Source records
^^^^^^^^

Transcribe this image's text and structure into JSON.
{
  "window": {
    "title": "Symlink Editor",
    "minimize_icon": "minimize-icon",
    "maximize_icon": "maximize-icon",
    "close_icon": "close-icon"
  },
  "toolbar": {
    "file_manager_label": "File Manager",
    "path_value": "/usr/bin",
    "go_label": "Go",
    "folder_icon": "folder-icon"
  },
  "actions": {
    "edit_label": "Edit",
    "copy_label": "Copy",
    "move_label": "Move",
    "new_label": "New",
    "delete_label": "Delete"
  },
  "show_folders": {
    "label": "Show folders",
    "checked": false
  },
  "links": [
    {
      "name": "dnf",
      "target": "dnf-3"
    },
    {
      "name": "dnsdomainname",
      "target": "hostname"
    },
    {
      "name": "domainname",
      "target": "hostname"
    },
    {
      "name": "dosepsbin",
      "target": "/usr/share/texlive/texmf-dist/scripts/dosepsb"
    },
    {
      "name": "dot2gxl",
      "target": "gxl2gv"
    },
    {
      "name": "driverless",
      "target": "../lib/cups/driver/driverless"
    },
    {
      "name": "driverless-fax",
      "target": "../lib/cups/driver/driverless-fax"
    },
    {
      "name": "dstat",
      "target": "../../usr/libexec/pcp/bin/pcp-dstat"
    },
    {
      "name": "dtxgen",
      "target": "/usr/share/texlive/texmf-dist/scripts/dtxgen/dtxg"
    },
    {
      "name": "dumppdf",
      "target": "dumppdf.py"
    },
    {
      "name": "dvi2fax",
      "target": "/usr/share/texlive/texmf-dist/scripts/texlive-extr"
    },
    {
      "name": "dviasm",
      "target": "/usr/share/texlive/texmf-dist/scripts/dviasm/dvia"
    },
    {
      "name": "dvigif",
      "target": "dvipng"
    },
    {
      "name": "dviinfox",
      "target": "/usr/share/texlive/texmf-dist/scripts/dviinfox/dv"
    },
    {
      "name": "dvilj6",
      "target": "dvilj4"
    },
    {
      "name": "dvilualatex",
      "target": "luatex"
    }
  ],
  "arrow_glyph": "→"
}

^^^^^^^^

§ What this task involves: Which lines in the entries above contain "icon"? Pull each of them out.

§ Finished exercise:
    "minimize_icon": "minimize-icon",
    "maximize_icon": "maximize-icon",
    "close_icon": "close-icon"
    "folder_icon": "folder-icon"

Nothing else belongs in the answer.